Switch to Accessible Site
NY & NJ Counseling for Individuals,

Groups, Couples, and Families

 

 

 

Couple Therapy Session

Weight Loss/Weight Control

Perhaps you find yourself on a constant diet, or you are one of the lucky few who only tries to lose five or ten pounds when the seasons change, particularly winter into spring or summer. However, studies show that more than one-third of adults in the United States are obese, and another 32.5% of American adults are overweight. And approximately one in six children between the ages of two and 19 are obese.
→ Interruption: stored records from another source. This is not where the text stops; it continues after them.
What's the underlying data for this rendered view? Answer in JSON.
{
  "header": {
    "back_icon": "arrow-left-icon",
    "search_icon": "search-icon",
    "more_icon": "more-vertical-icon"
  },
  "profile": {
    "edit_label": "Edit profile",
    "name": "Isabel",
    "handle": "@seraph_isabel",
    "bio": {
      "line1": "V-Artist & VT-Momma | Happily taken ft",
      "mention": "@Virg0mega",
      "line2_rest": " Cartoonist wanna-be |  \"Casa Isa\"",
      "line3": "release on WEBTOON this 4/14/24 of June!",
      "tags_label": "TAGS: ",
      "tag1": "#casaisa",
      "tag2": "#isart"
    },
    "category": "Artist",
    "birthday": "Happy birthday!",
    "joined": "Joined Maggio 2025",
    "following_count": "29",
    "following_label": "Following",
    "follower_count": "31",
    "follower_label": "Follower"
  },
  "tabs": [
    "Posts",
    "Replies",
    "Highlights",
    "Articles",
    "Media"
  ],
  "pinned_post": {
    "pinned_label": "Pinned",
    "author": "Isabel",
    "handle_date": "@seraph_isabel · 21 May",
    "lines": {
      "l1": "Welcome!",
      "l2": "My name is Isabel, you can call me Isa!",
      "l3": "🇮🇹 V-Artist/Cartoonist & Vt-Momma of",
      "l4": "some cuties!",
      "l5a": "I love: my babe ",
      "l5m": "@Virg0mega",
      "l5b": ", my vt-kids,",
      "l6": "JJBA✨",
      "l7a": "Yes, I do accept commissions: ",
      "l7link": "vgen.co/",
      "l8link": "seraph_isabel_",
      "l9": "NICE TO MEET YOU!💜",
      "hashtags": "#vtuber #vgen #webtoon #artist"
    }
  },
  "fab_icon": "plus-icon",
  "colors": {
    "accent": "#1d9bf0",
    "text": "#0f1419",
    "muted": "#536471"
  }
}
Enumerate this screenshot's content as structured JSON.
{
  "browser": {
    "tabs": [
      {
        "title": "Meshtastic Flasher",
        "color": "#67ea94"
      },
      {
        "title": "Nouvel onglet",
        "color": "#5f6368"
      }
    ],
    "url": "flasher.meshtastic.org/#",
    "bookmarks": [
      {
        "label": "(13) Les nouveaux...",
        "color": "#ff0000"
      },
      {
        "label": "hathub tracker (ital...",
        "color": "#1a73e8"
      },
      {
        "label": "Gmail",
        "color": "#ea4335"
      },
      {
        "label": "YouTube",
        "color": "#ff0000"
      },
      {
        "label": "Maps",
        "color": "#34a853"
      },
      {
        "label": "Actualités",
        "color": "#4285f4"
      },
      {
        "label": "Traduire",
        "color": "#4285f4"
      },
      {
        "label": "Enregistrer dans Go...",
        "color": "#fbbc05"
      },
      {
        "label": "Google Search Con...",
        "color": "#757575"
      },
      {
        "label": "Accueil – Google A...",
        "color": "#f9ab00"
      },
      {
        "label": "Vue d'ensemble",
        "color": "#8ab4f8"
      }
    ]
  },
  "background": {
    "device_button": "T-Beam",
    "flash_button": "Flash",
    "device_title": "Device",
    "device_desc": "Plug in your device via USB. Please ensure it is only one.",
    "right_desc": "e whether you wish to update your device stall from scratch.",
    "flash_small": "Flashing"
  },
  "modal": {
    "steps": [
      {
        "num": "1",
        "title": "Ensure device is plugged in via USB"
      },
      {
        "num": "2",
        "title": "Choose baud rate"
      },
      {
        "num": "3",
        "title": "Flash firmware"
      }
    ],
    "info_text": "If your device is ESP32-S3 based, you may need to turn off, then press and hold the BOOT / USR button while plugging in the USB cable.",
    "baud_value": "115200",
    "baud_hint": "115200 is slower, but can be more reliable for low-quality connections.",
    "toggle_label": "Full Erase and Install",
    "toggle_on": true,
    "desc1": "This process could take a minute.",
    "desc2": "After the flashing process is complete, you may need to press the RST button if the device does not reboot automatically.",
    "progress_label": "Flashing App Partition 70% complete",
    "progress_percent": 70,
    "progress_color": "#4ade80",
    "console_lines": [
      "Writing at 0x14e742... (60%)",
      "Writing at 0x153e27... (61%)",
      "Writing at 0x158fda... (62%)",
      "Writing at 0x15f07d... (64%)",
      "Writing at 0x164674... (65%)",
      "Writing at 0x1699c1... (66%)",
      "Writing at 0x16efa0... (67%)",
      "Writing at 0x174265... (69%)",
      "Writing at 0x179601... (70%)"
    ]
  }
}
This is disturbing since people who are overweight or obese are more likely to have diabetes, heart disease, and excess weight is linked to many cancers. However, the daily struggle of keeping one's food, weight, and exercise under control can feel like a cancer of its own. We often start the day with the best of intentions, with many people skipping breakfast or even fasting. While this may be well-intentioned, it typically backfires since numerous studies show that breakfast is the most important meal of the day, and a well-balanced, high-protein breakfast can center the mind and body, and increase brain functioning for children and adults. It can also decrease the amount people eat in the evenings, which is especially important since eating after 7 pm is the most dangerous time in terms of weight gain.

Losing weight has become an obsession for many people. This is often more common among women, but many men have come to share this obsessive disorder. Food is the cheapest, most available-and publicly condoned-drug, form of social entertainment, antidepressant, and antianxiety agent, which makes successfully achieving and maintaining a reasonable weight much easier said than done. It involves incorporating some form of movement into our life most days, yet most dieters have come to associate exercise with drudgery. A key to successful weight loss if finding a form of movement (or two-three different kinds) we like, because we know that diversifying our exercise is essential to working on different muscles, and-maybe even more importantly-to avoid boredom so that we don't give up. We need to choose a form of movement we enjoy-whether it is jogging, playing tennis, riding a Peloton, or swimming. We often underestimate the value of simply walking, yet many of us have discovered that the number of steps we do in our daily activity actually makes a great difference in our weight. It is important that the movement you choose brings you pleasure, or overeaters may actually overeat after the exercise due to resentment for having felt punished by doing exercise they dislike.

Although you may be confused about what is the best diet to follow, there is one rule that cannot be emphasized enough-we are meant to eat when we are hungry and stop when we are full. Many people are unsure of when they are hungry. As Geneen Roth says, "Being hungry is like being in love: if you don't know, you're probably not." However, fullness is even harder for people. If we do not begin eating when we are hungry, we have no idea when to stop. The key to stopping at fullness is that you stop when you are full and can walk away from the table still feeling light. Don't worry about not having eaten enough. If you haven't eaten enough, you will know in twenty minutes-your brain will signal to your body that it needs more food, which you should give it.

Weight Control is a complex formula of balancing "calories in" with "calories out." To lose one pound a week, our bodies need 3,500 less calories per week than we are currently taking in. This means we need to find ways to move all year round, and eat healthier, lower fat, higher fiber foods with a variety of vitamins and minerals. Additionally, it is important for many people to include what they have often considered "treats" into their meal plan, whether that is occasionally, weekly, or daily, since, for many people, the more they diet, the more they feel deprived which leads to more binging. However, for those who have identified certain foods they feel physically addicted to, abstaining from those specific foods may be beneficial. You can still have a healthy, satisfying meal, without eating your trigger foods. To understand weight control, we must understand that food was meant to be fuel for our body and not to do all the other jobs we give it, such as managing our moods, entertaining us, or helping us socialize with less anxiety.

Finding serenity with your weight, food, and body frees you up to lead a more gratifying, meaningful, and happy life.